__Your task__: Skip every image and restate the data word for word.

Data excerpts:

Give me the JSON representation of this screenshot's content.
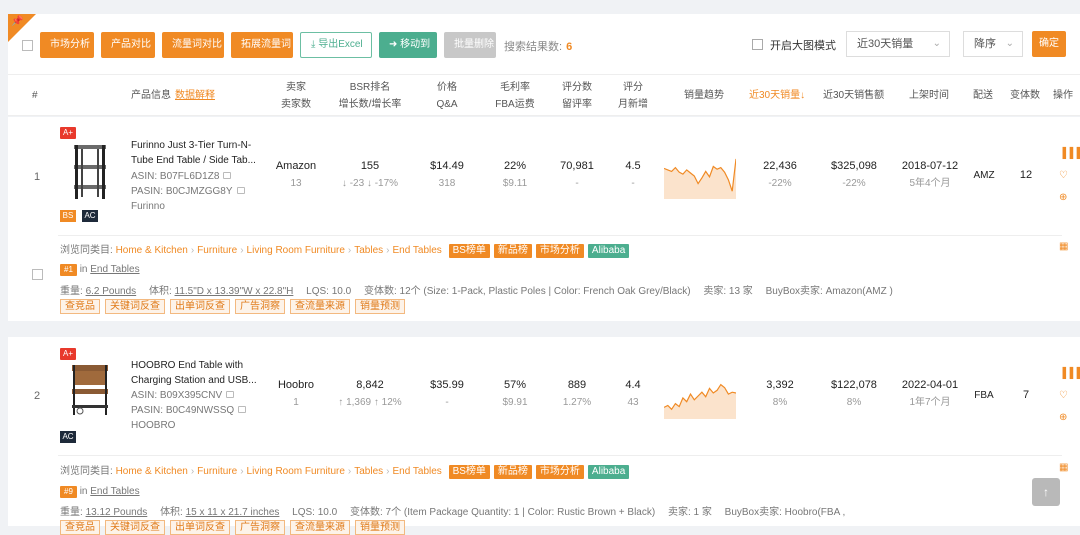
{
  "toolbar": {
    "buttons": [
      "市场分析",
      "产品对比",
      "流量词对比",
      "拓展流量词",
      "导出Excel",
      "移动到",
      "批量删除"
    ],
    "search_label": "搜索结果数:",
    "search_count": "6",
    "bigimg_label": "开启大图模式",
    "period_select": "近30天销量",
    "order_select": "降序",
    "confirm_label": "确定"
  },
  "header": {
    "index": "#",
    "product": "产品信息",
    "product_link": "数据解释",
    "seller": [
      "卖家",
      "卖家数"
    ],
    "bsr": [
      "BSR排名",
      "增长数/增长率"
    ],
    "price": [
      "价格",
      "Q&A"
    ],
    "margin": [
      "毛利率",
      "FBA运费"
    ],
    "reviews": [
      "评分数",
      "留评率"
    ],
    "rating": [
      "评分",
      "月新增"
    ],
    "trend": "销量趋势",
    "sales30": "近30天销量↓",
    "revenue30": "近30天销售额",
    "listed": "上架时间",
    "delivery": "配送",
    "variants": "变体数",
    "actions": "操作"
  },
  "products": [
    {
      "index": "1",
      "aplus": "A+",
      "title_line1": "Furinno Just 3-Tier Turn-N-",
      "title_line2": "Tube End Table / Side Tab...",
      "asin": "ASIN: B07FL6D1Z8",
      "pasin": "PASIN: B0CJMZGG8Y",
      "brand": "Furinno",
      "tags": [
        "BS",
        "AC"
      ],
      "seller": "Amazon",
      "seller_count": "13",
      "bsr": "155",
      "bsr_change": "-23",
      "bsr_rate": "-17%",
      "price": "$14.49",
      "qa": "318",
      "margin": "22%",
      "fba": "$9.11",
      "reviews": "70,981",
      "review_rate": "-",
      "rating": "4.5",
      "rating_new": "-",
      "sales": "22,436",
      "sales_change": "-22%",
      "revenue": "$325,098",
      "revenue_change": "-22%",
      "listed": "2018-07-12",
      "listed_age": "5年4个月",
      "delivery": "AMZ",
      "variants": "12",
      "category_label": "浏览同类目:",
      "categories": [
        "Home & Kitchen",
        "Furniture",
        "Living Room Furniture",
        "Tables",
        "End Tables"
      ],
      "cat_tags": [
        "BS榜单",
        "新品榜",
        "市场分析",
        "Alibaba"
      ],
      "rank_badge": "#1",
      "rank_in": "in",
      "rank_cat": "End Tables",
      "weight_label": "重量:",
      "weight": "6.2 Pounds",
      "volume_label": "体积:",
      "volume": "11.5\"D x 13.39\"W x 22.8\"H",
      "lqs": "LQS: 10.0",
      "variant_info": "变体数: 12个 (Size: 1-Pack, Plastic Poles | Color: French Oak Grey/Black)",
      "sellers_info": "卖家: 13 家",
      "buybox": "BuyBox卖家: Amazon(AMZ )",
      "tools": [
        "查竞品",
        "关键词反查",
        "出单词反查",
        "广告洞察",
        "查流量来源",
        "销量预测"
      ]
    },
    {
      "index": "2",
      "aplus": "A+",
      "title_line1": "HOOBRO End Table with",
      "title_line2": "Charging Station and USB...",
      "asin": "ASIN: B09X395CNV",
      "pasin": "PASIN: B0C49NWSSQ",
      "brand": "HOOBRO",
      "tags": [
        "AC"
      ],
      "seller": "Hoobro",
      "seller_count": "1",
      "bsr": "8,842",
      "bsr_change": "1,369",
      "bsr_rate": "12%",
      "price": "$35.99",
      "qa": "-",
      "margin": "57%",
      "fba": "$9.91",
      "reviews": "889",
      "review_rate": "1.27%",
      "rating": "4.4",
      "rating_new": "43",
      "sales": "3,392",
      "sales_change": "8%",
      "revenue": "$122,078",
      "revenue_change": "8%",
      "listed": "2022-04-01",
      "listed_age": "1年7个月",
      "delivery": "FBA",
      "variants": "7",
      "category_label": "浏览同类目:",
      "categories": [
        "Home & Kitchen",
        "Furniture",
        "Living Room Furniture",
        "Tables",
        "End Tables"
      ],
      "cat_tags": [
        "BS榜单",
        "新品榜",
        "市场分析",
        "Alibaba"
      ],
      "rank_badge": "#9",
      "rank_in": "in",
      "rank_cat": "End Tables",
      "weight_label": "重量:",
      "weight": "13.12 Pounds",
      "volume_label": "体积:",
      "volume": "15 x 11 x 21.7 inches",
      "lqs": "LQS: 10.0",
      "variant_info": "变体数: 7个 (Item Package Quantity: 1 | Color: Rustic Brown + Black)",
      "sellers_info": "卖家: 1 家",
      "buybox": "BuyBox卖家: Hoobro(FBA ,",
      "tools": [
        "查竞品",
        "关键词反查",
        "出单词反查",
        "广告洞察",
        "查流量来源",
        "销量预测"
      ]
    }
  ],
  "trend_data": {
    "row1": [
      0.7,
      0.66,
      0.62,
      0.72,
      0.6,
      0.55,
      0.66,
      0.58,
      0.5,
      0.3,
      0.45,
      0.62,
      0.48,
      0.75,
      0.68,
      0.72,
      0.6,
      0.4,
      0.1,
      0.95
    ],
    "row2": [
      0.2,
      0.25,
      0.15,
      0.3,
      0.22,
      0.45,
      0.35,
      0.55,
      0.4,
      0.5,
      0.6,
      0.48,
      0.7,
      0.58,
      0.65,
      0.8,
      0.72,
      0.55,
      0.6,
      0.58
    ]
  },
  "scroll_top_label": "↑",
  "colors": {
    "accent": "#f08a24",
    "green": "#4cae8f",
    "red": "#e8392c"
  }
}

__Finished exercise__:
Give me the JSON representation of this screenshot's content.
{
  "toolbar": {
    "buttons": [
      "市场分析",
      "产品对比",
      "流量词对比",
      "拓展流量词",
      "导出Excel",
      "移动到",
      "批量删除"
    ],
    "search_label": "搜索结果数:",
    "search_count": "6",
    "bigimg_label": "开启大图模式",
    "period_select": "近30天销量",
    "order_select": "降序",
    "confirm_label": "确定"
  },
  "header": {
    "index": "#",
    "product": "产品信息",
    "product_link": "数据解释",
    "seller": [
      "卖家",
      "卖家数"
    ],
    "bsr": [
      "BSR排名",
      "增长数/增长率"
    ],
    "price": [
      "价格",
      "Q&A"
    ],
    "margin": [
      "毛利率",
      "FBA运费"
    ],
    "reviews": [
      "评分数",
      "留评率"
    ],
    "rating": [
      "评分",
      "月新增"
    ],
    "trend": "销量趋势",
    "sales30": "近30天销量↓",
    "revenue30": "近30天销售额",
    "listed": "上架时间",
    "delivery": "配送",
    "variants": "变体数",
    "actions": "操作"
  },
  "products": [
    {
      "index": "1",
      "aplus": "A+",
      "title_line1": "Furinno Just 3-Tier Turn-N-",
      "title_line2": "Tube End Table / Side Tab...",
      "asin": "ASIN: B07FL6D1Z8",
      "pasin": "PASIN: B0CJMZGG8Y",
      "brand": "Furinno",
      "tags": [
        "BS",
        "AC"
      ],
      "seller": "Amazon",
      "seller_count": "13",
      "bsr": "155",
      "bsr_change": "-23",
      "bsr_rate": "-17%",
      "price": "$14.49",
      "qa": "318",
      "margin": "22%",
      "fba": "$9.11",
      "reviews": "70,981",
      "review_rate": "-",
      "rating": "4.5",
      "rating_new": "-",
      "sales": "22,436",
      "sales_change": "-22%",
      "revenue": "$325,098",
      "revenue_change": "-22%",
      "listed": "2018-07-12",
      "listed_age": "5年4个月",
      "delivery": "AMZ",
      "variants": "12",
      "category_label": "浏览同类目:",
      "categories": [
        "Home & Kitchen",
        "Furniture",
        "Living Room Furniture",
        "Tables",
        "End Tables"
      ],
      "cat_tags": [
        "BS榜单",
        "新品榜",
        "市场分析",
        "Alibaba"
      ],
      "rank_badge": "#1",
      "rank_in": "in",
      "rank_cat": "End Tables",
      "weight_label": "重量:",
      "weight": "6.2 Pounds",
      "volume_label": "体积:",
      "volume": "11.5\"D x 13.39\"W x 22.8\"H",
      "lqs": "LQS: 10.0",
      "variant_info": "变体数: 12个 (Size: 1-Pack, Plastic Poles | Color: French Oak Grey/Black)",
      "sellers_info": "卖家: 13 家",
      "buybox": "BuyBox卖家: Amazon(AMZ )",
      "tools": [
        "查竞品",
        "关键词反查",
        "出单词反查",
        "广告洞察",
        "查流量来源",
        "销量预测"
      ]
    },
    {
      "index": "2",
      "aplus": "A+",
      "title_line1": "HOOBRO End Table with",
      "title_line2": "Charging Station and USB...",
      "asin": "ASIN: B09X395CNV",
      "pasin": "PASIN: B0C49NWSSQ",
      "brand": "HOOBRO",
      "tags": [
        "AC"
      ],
      "seller": "Hoobro",
      "seller_count": "1",
      "bsr": "8,842",
      "bsr_change": "1,369",
      "bsr_rate": "12%",
      "price": "$35.99",
      "qa": "-",
      "margin": "57%",
      "fba": "$9.91",
      "reviews": "889",
      "review_rate": "1.27%",
      "rating": "4.4",
      "rating_new": "43",
      "sales": "3,392",
      "sales_change": "8%",
      "revenue": "$122,078",
      "revenue_change": "8%",
      "listed": "2022-04-01",
      "listed_age": "1年7个月",
      "delivery": "FBA",
      "variants": "7",
      "category_label": "浏览同类目:",
      "categories": [
        "Home & Kitchen",
        "Furniture",
        "Living Room Furniture",
        "Tables",
        "End Tables"
      ],
      "cat_tags": [
        "BS榜单",
        "新品榜",
        "市场分析",
        "Alibaba"
      ],
      "rank_badge": "#9",
      "rank_in": "in",
      "rank_cat": "End Tables",
      "weight_label": "重量:",
      "weight": "13.12 Pounds",
      "volume_label": "体积:",
      "volume": "15 x 11 x 21.7 inches",
      "lqs": "LQS: 10.0",
      "variant_info": "变体数: 7个 (Item Package Quantity: 1 | Color: Rustic Brown + Black)",
      "sellers_info": "卖家: 1 家",
      "buybox": "BuyBox卖家: Hoobro(FBA ,",
      "tools": [
        "查竞品",
        "关键词反查",
        "出单词反查",
        "广告洞察",
        "查流量来源",
        "销量预测"
      ]
    }
  ],
  "trend_data": {
    "row1": [
      0.7,
      0.66,
      0.62,
      0.72,
      0.6,
      0.55,
      0.66,
      0.58,
      0.5,
      0.3,
      0.45,
      0.62,
      0.48,
      0.75,
      0.68,
      0.72,
      0.6,
      0.4,
      0.1,
      0.95
    ],
    "row2": [
      0.2,
      0.25,
      0.15,
      0.3,
      0.22,
      0.45,
      0.35,
      0.55,
      0.4,
      0.5,
      0.6,
      0.48,
      0.7,
      0.58,
      0.65,
      0.8,
      0.72,
      0.55,
      0.6,
      0.58
    ]
  },
  "scroll_top_label": "↑",
  "colors": {
    "accent": "#f08a24",
    "green": "#4cae8f",
    "red": "#e8392c"
  }
}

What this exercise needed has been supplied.